BCCF now works with governments at every level, First Nations, environmental non-governmental organizations and community groups, including game clubs, to do the work of restoring damaged habitat and acquiring sensitive lands. Beginning its functional life with a handful of fisheries and wildlife projects wrangled by members of the hunting and angling community, the BCCF has since completed more than 5,000 projects worth $123 million.
The foundation’s Land for Wildlife Fund leverages its funds by partnering with other conservation groups to create a pool of money sufficient to purchase 11 properties for the benefit of critically endangered species, according to Carmen Purdy, a past chair of the foundation and a past president of the BCWF.
“Doing boots on the ground habitat restoration dates back to the very origins of the B.C. Wildlife Federation,” Sawchuck noted. “It was a core priority and function of the local clubs.
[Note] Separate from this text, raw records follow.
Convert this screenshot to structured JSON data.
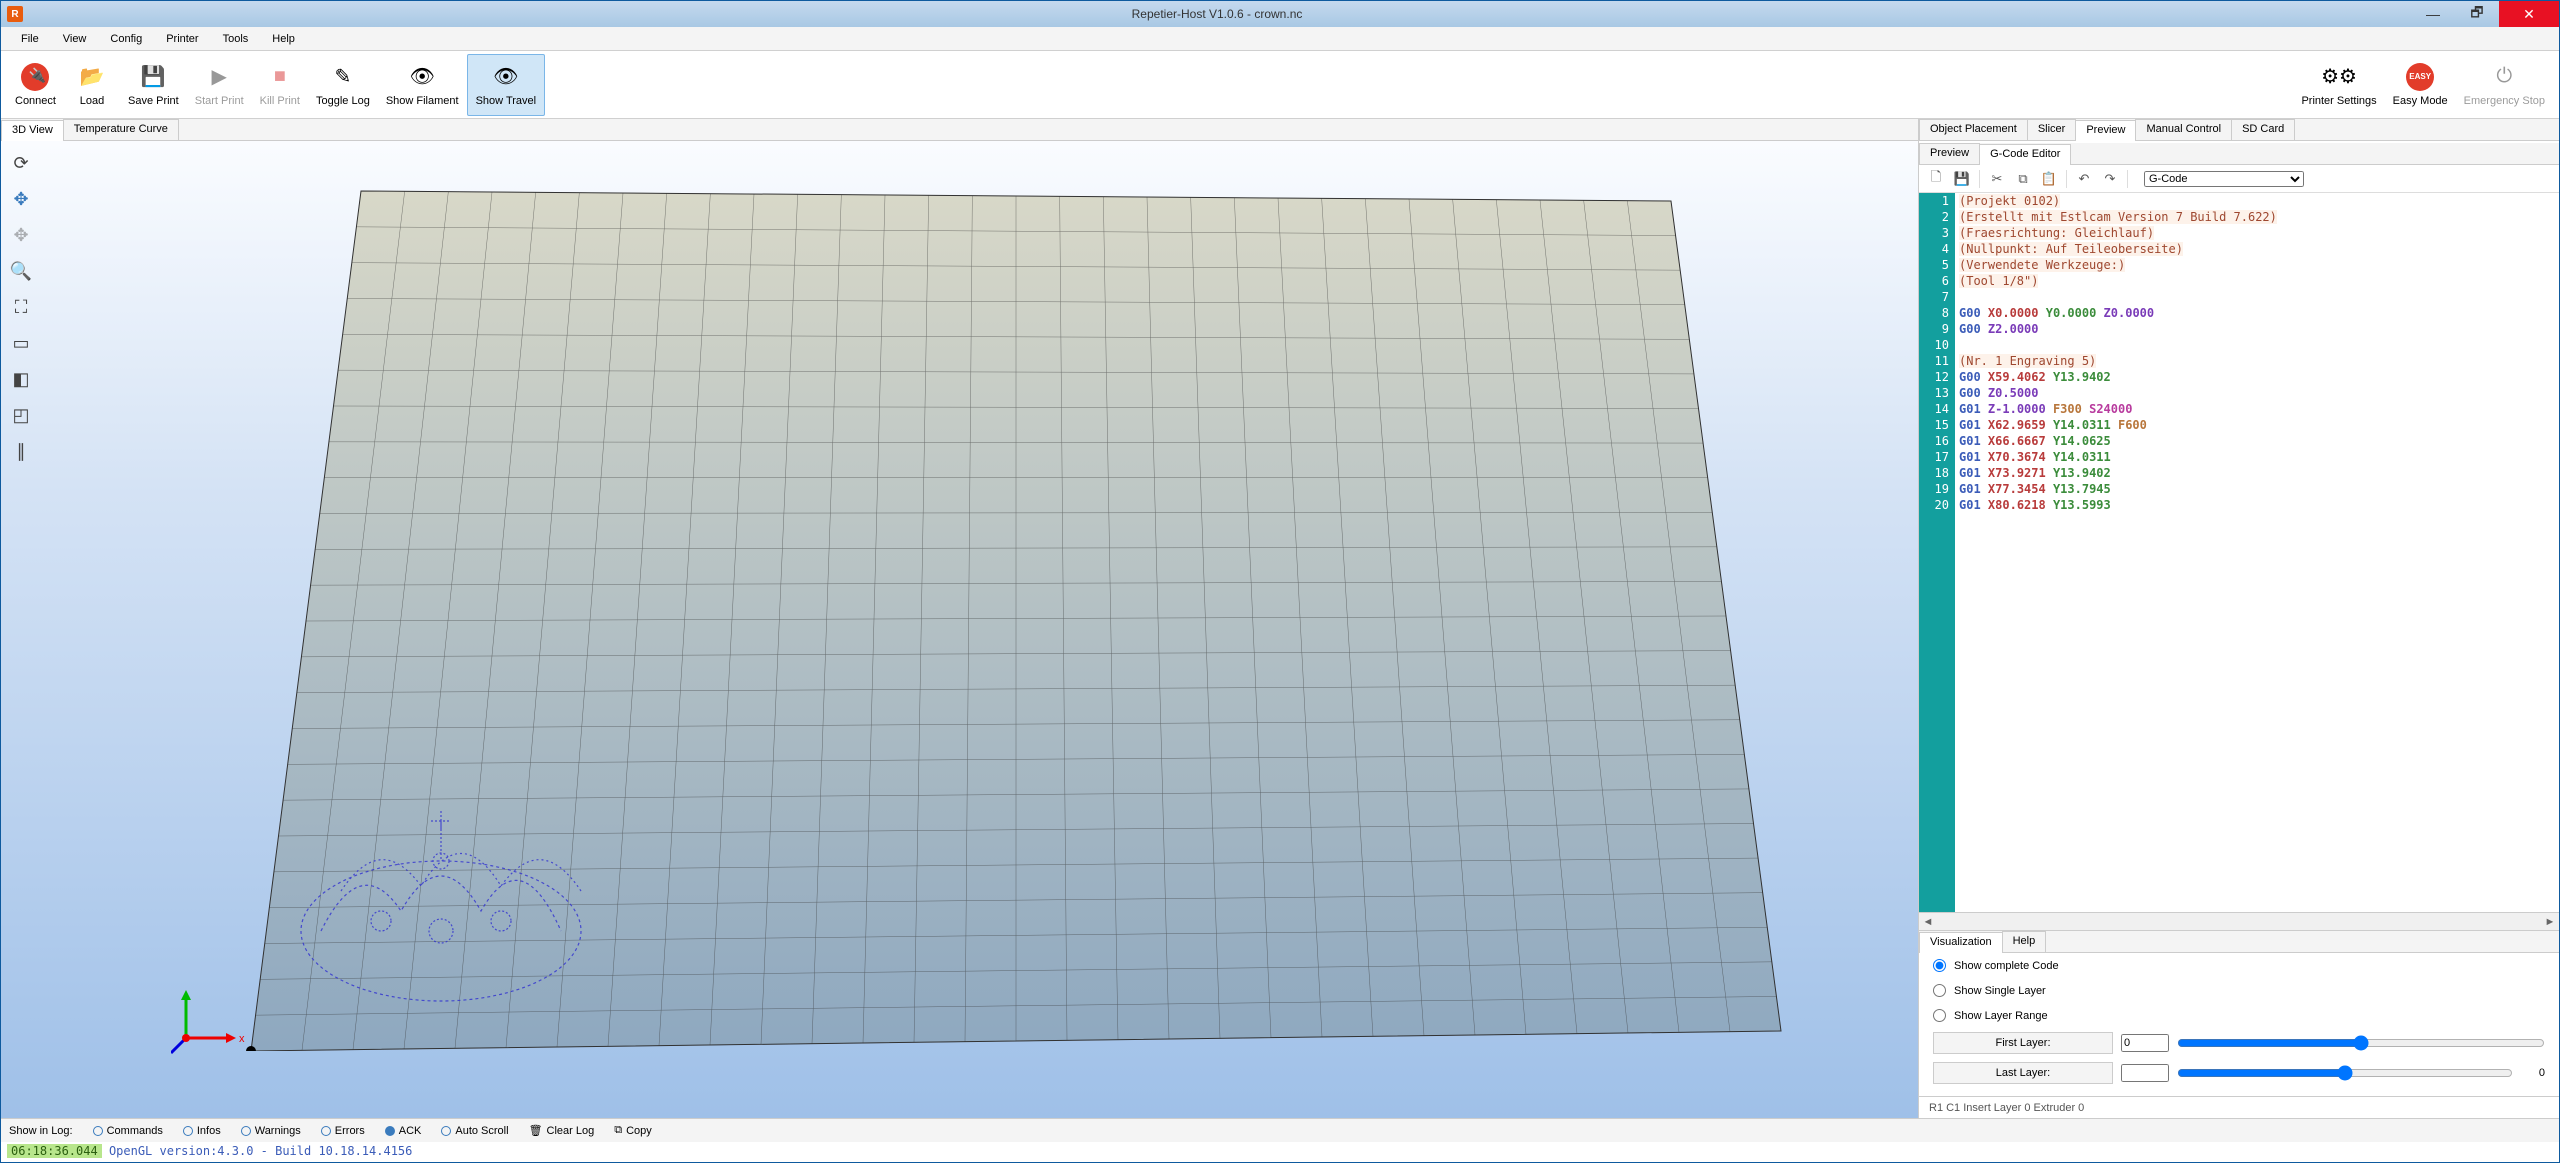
{
  "window": {
    "title": "Repetier-Host V1.0.6 - crown.nc"
  },
  "menu": [
    "File",
    "View",
    "Config",
    "Printer",
    "Tools",
    "Help"
  ],
  "toolbar": {
    "connect": "Connect",
    "load": "Load",
    "saveprint": "Save Print",
    "startprint": "Start Print",
    "killprint": "Kill Print",
    "togglelog": "Toggle Log",
    "showfilament": "Show Filament",
    "showtravel": "Show Travel",
    "printersettings": "Printer Settings",
    "easymode": "Easy Mode",
    "emergency": "Emergency Stop"
  },
  "left_tabs": {
    "t3d": "3D View",
    "temp": "Temperature Curve"
  },
  "right_tabs": {
    "obj": "Object Placement",
    "slicer": "Slicer",
    "preview": "Preview",
    "manual": "Manual Control",
    "sd": "SD Card"
  },
  "preview_subtabs": {
    "preview": "Preview",
    "gcode": "G-Code Editor"
  },
  "gcode_dropdown": "G-Code",
  "code_lines": [
    {
      "n": 1,
      "type": "comment",
      "text": "(Projekt 0102)"
    },
    {
      "n": 2,
      "type": "comment",
      "text": "(Erstellt mit Estlcam Version 7 Build 7.622)"
    },
    {
      "n": 3,
      "type": "comment",
      "text": "(Fraesrichtung: Gleichlauf)"
    },
    {
      "n": 4,
      "type": "comment",
      "text": "(Nullpunkt: Auf Teileoberseite)"
    },
    {
      "n": 5,
      "type": "comment",
      "text": "(Verwendete Werkzeuge:)"
    },
    {
      "n": 6,
      "type": "comment",
      "text": "(Tool 1/8\")"
    },
    {
      "n": 7,
      "type": "blank",
      "text": ""
    },
    {
      "n": 8,
      "type": "code",
      "g": "G00",
      "x": "X0.0000",
      "y": "Y0.0000",
      "z": "Z0.0000"
    },
    {
      "n": 9,
      "type": "code",
      "g": "G00",
      "z": "Z2.0000"
    },
    {
      "n": 10,
      "type": "blank",
      "text": ""
    },
    {
      "n": 11,
      "type": "comment",
      "text": "(Nr. 1 Engraving 5)"
    },
    {
      "n": 12,
      "type": "code",
      "g": "G00",
      "x": "X59.4062",
      "y": "Y13.9402"
    },
    {
      "n": 13,
      "type": "code",
      "g": "G00",
      "z": "Z0.5000"
    },
    {
      "n": 14,
      "type": "code",
      "g": "G01",
      "z": "Z-1.0000",
      "f": "F300",
      "s": "S24000"
    },
    {
      "n": 15,
      "type": "code",
      "g": "G01",
      "x": "X62.9659",
      "y": "Y14.0311",
      "f": "F600"
    },
    {
      "n": 16,
      "type": "code",
      "g": "G01",
      "x": "X66.6667",
      "y": "Y14.0625"
    },
    {
      "n": 17,
      "type": "code",
      "g": "G01",
      "x": "X70.3674",
      "y": "Y14.0311"
    },
    {
      "n": 18,
      "type": "code",
      "g": "G01",
      "x": "X73.9271",
      "y": "Y13.9402"
    },
    {
      "n": 19,
      "type": "code",
      "g": "G01",
      "x": "X77.3454",
      "y": "Y13.7945"
    },
    {
      "n": 20,
      "type": "code",
      "g": "G01",
      "x": "X80.6218",
      "y": "Y13.5993"
    }
  ],
  "vis": {
    "tab_vis": "Visualization",
    "tab_help": "Help",
    "opt_complete": "Show complete Code",
    "opt_single": "Show Single Layer",
    "opt_range": "Show Layer Range",
    "first_layer": "First Layer:",
    "first_val": "0",
    "last_layer": "Last Layer:",
    "last_val": "",
    "range_end": "0"
  },
  "status_editor": "R1  C1  Insert  Layer 0  Extruder 0",
  "logfilter": {
    "label": "Show in Log:",
    "commands": "Commands",
    "infos": "Infos",
    "warnings": "Warnings",
    "errors": "Errors",
    "ack": "ACK",
    "autoscroll": "Auto Scroll",
    "clear": "Clear Log",
    "copy": "Copy"
  },
  "log": {
    "ts": "06:18:36.044",
    "msg": "OpenGL version:4.3.0 - Build 10.18.14.4156"
  }
}
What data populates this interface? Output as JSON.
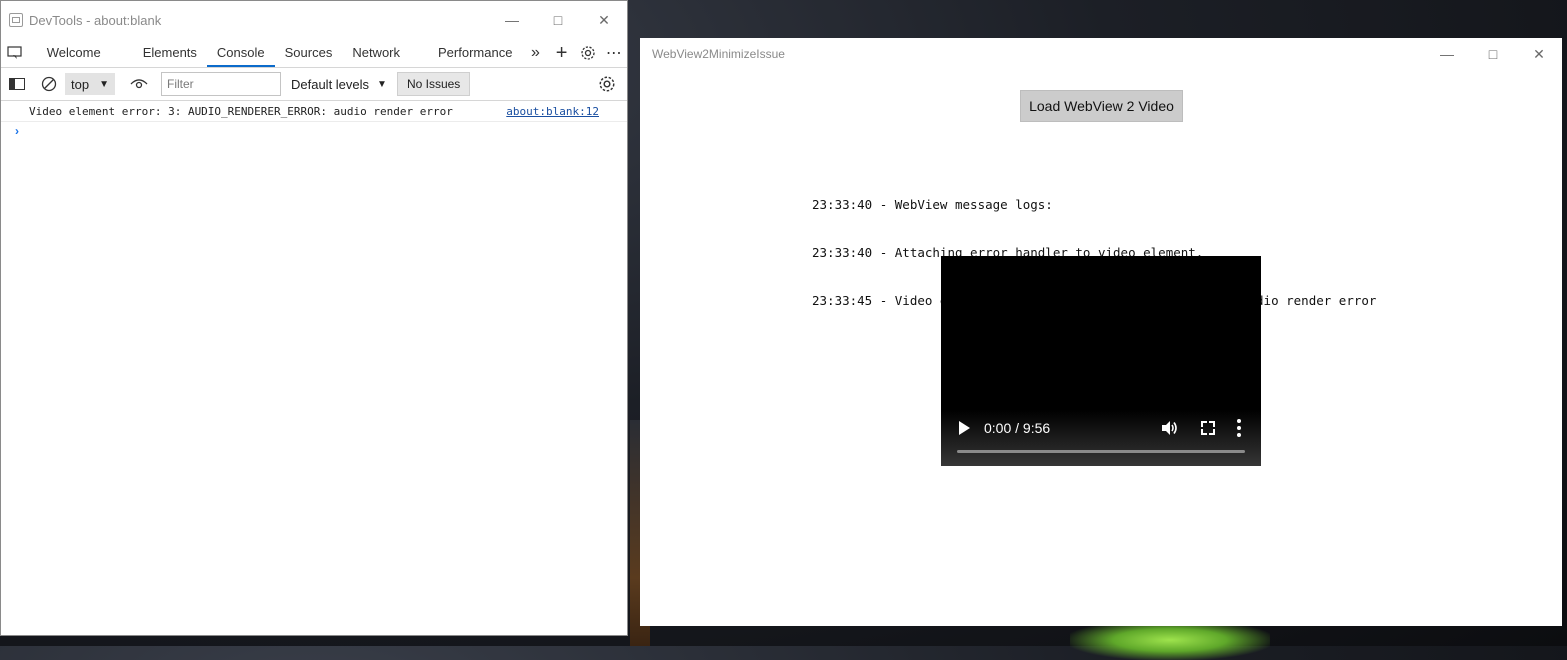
{
  "devtools": {
    "title": "DevTools - about:blank",
    "tabs": [
      "Welcome",
      "Elements",
      "Console",
      "Sources",
      "Network",
      "Performance"
    ],
    "active_tab": "Console",
    "context": "top",
    "filter_placeholder": "Filter",
    "levels_label": "Default levels",
    "issues_label": "No Issues",
    "console": {
      "message": "Video element error: 3: AUDIO_RENDERER_ERROR: audio render error",
      "source": "about:blank:12",
      "prompt": "›"
    }
  },
  "app": {
    "title": "WebView2MinimizeIssue",
    "load_button": "Load WebView 2 Video",
    "logs": [
      "23:33:40 - WebView message logs:",
      "23:33:40 - Attaching error handler to video element.",
      "23:33:45 - Video element error: 3: AUDIO_RENDERER_ERROR: audio render error"
    ],
    "video": {
      "time": "0:00 / 9:56",
      "progress": 0
    }
  },
  "colors": {
    "accent": "#0b6bcb",
    "link": "#1a4fa1"
  }
}
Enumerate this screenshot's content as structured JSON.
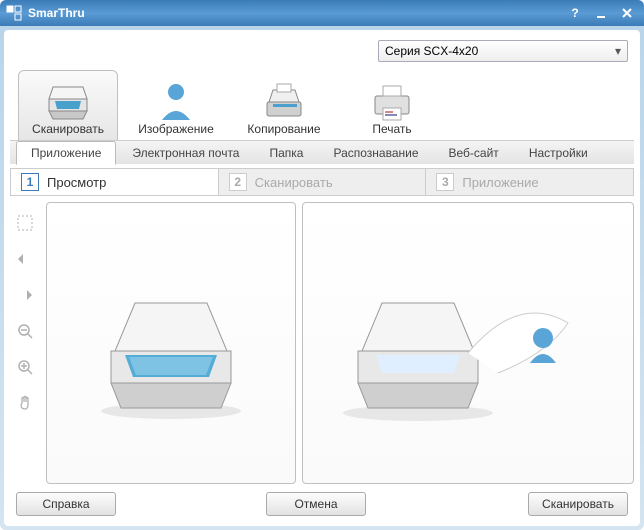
{
  "window": {
    "title": "SmarThru"
  },
  "device": {
    "selected": "Серия SCX-4x20"
  },
  "bigTabs": {
    "scan": "Сканировать",
    "image": "Изображение",
    "copy": "Копирование",
    "print": "Печать"
  },
  "subtabs": {
    "application": "Приложение",
    "email": "Электронная почта",
    "folder": "Папка",
    "ocr": "Распознавание",
    "website": "Веб-сайт",
    "settings": "Настройки"
  },
  "steps": {
    "s1": {
      "num": "1",
      "label": "Просмотр"
    },
    "s2": {
      "num": "2",
      "label": "Сканировать"
    },
    "s3": {
      "num": "3",
      "label": "Приложение"
    }
  },
  "buttons": {
    "help": "Справка",
    "cancel": "Отмена",
    "scan": "Сканировать"
  }
}
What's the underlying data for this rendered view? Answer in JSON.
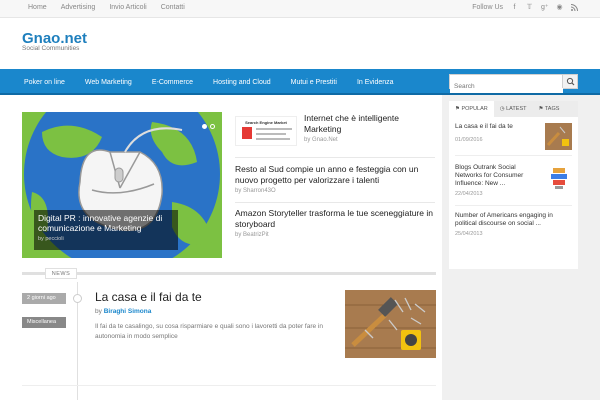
{
  "topbar": {
    "nav": [
      "Home",
      "Advertising",
      "Invio Articoli",
      "Contatti"
    ],
    "follow_label": "Follow Us",
    "social_icons": [
      "facebook-icon",
      "twitter-icon",
      "google-plus-icon",
      "pinterest-icon",
      "rss-icon"
    ]
  },
  "header": {
    "logo": "Gnao.net",
    "tagline": "Social Communities"
  },
  "mainnav": {
    "items": [
      "Poker on line",
      "Web Marketing",
      "E-Commerce",
      "Hosting and Cloud",
      "Mutui e Prestiti",
      "In Evidenza"
    ],
    "search_placeholder": "Search"
  },
  "hero": {
    "title": "Digital PR : innovative agenzie di comunicazione e Marketing",
    "author": "by peccioli"
  },
  "side_articles": [
    {
      "title": "Internet che è intelligente Marketing",
      "author": "by Gnao.Net",
      "thumb_text": "Search Engine Market"
    },
    {
      "title": "Resto al Sud compie un anno e festeggia con un nuovo progetto per valorizzare i talenti",
      "author": "by Sharron43O"
    },
    {
      "title": "Amazon Storyteller trasforma le tue sceneggiature in storyboard",
      "author": "by BeatrizPit"
    }
  ],
  "news": {
    "label": "NEWS",
    "date_tag": "2 giorni ago",
    "category_tag": "Miscellanea",
    "post_title": "La casa e il fai da te",
    "post_by_prefix": "by",
    "post_author": "Biraghi Simona",
    "post_excerpt": "Il fai da te casalingo, su cosa risparmiare e quali sono i lavoretti da poter fare in autonomia in modo semplice"
  },
  "widget": {
    "tabs": [
      "POPULAR",
      "LATEST",
      "TAGS"
    ],
    "items": [
      {
        "title": "La casa e il fai da te",
        "date": "01/09/2016"
      },
      {
        "title": "Blogs Outrank Social Networks for Consumer Influence: New ...",
        "date": "22/04/2013"
      },
      {
        "title": "Number of Americans engaging in political discourse on social ...",
        "date": "25/04/2013"
      }
    ]
  },
  "colors": {
    "brand": "#1a87cc",
    "nav_bg": "#1a87cc"
  }
}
They always had goals like restoring a stream and they would fund those themselves. We always put our money where our mouth is and that is our fundamental foundation. The BCWF supports dozens of those projects every year and they take thousands of hours of volunteer time. Some of our clubs even run their own hatcheries.”
The BCWF always took a leading role in pressuring government to account for the damage that economic development wrought on the landscape, especially hydroelectric development, recalled federation past president Harvey Andrusak, who helped negotiate compensation from BC Hydro on the Arrow Lakes and Revelstoke dam projects.
“Graham Kenyon was president of the day for the Federation, and he was very instrumental in forcing the government to recognize that compensation was required,” he said.
This year, the BC Hydro Fish & Wildlife Compensation Program will disburse nearly $10 million to 95 fish and wildlife restoration projects.
You can’t see it easily from the city, but hunters and anglers are working hard to maintain British Columbia’s natural assets for the generations to come.